— MATERIALS PROVIDED —
::::
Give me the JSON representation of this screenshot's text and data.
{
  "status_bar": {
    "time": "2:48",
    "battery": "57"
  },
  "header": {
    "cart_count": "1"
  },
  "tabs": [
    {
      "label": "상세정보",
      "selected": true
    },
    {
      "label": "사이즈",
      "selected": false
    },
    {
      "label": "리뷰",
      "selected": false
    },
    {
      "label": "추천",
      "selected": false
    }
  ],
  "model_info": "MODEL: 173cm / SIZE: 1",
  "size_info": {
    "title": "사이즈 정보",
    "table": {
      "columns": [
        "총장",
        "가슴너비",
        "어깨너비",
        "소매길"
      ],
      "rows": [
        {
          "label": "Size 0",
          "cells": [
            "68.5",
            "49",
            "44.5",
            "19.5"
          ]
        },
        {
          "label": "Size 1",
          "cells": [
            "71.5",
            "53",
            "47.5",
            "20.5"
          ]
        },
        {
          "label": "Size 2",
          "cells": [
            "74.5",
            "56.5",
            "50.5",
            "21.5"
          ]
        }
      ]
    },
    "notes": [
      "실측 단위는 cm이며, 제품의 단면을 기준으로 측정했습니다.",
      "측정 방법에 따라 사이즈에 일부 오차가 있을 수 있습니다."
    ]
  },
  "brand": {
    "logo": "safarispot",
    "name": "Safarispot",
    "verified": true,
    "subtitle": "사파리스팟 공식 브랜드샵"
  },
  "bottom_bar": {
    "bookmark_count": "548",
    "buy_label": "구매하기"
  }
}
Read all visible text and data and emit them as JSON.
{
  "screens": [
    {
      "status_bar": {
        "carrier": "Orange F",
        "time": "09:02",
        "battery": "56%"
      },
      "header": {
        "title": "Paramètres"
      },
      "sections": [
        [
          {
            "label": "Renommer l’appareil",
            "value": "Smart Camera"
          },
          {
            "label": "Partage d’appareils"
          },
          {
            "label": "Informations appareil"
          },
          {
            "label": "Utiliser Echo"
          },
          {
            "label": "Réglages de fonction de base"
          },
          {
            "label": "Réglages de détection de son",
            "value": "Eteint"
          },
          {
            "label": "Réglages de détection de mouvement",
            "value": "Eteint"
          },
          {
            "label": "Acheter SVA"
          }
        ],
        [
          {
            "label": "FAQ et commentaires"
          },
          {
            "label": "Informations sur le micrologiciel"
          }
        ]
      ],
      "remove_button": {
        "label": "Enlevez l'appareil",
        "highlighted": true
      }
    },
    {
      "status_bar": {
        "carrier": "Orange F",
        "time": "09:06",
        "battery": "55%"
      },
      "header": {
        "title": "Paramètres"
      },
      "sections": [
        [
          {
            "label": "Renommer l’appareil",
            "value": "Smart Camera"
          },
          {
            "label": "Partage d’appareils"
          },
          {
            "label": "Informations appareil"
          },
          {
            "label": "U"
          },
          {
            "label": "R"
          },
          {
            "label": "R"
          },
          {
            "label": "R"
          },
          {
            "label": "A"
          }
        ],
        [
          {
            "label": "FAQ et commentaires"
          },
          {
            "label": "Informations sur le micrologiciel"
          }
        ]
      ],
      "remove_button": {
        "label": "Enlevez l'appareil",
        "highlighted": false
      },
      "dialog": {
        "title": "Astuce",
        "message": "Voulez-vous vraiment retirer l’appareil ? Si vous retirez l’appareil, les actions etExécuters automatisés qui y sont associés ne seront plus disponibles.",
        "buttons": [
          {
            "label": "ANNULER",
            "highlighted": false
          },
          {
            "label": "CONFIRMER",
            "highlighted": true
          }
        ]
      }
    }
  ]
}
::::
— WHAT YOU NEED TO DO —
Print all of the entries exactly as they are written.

— OUTPUT —
Give me the JSON representation of this screenshot's text and data.
{
  "status_bar": {
    "time": "2:48",
    "battery": "57"
  },
  "header": {
    "cart_count": "1"
  },
  "tabs": [
    {
      "label": "상세정보",
      "selected": true
    },
    {
      "label": "사이즈",
      "selected": false
    },
    {
      "label": "리뷰",
      "selected": false
    },
    {
      "label": "추천",
      "selected": false
    }
  ],
  "model_info": "MODEL: 173cm / SIZE: 1",
  "size_info": {
    "title": "사이즈 정보",
    "table": {
      "columns": [
        "총장",
        "가슴너비",
        "어깨너비",
        "소매길"
      ],
      "rows": [
        {
          "label": "Size 0",
          "cells": [
            "68.5",
            "49",
            "44.5",
            "19.5"
          ]
        },
        {
          "label": "Size 1",
          "cells": [
            "71.5",
            "53",
            "47.5",
            "20.5"
          ]
        },
        {
          "label": "Size 2",
          "cells": [
            "74.5",
            "56.5",
            "50.5",
            "21.5"
          ]
        }
      ]
    },
    "notes": [
      "실측 단위는 cm이며, 제품의 단면을 기준으로 측정했습니다.",
      "측정 방법에 따라 사이즈에 일부 오차가 있을 수 있습니다."
    ]
  },
  "brand": {
    "logo": "safarispot",
    "name": "Safarispot",
    "verified": true,
    "subtitle": "사파리스팟 공식 브랜드샵"
  },
  "bottom_bar": {
    "bookmark_count": "548",
    "buy_label": "구매하기"
  }
}
Read all visible text and data and emit them as JSON.
{
  "screens": [
    {
      "status_bar": {
        "carrier": "Orange F",
        "time": "09:02",
        "battery": "56%"
      },
      "header": {
        "title": "Paramètres"
      },
      "sections": [
        [
          {
            "label": "Renommer l’appareil",
            "value": "Smart Camera"
          },
          {
            "label": "Partage d’appareils"
          },
          {
            "label": "Informations appareil"
          },
          {
            "label": "Utiliser Echo"
          },
          {
            "label": "Réglages de fonction de base"
          },
          {
            "label": "Réglages de détection de son",
            "value": "Eteint"
          },
          {
            "label": "Réglages de détection de mouvement",
            "value": "Eteint"
          },
          {
            "label": "Acheter SVA"
          }
        ],
        [
          {
            "label": "FAQ et commentaires"
          },
          {
            "label": "Informations sur le micrologiciel"
          }
        ]
      ],
      "remove_button": {
        "label": "Enlevez l'appareil",
        "highlighted": true
      }
    },
    {
      "status_bar": {
        "carrier": "Orange F",
        "time": "09:06",
        "battery": "55%"
      },
      "header": {
        "title": "Paramètres"
      },
      "sections": [
        [
          {
            "label": "Renommer l’appareil",
            "value": "Smart Camera"
          },
          {
            "label": "Partage d’appareils"
          },
          {
            "label": "Informations appareil"
          },
          {
            "label": "U"
          },
          {
            "label": "R"
          },
          {
            "label": "R"
          },
          {
            "label": "R"
          },
          {
            "label": "A"
          }
        ],
        [
          {
            "label": "FAQ et commentaires"
          },
          {
            "label": "Informations sur le micrologiciel"
          }
        ]
      ],
      "remove_button": {
        "label": "Enlevez l'appareil",
        "highlighted": false
      },
      "dialog": {
        "title": "Astuce",
        "message": "Voulez-vous vraiment retirer l’appareil ? Si vous retirez l’appareil, les actions etExécuters automatisés qui y sont associés ne seront plus disponibles.",
        "buttons": [
          {
            "label": "ANNULER",
            "highlighted": false
          },
          {
            "label": "CONFIRMER",
            "highlighted": true
          }
        ]
      }
    }
  ]
}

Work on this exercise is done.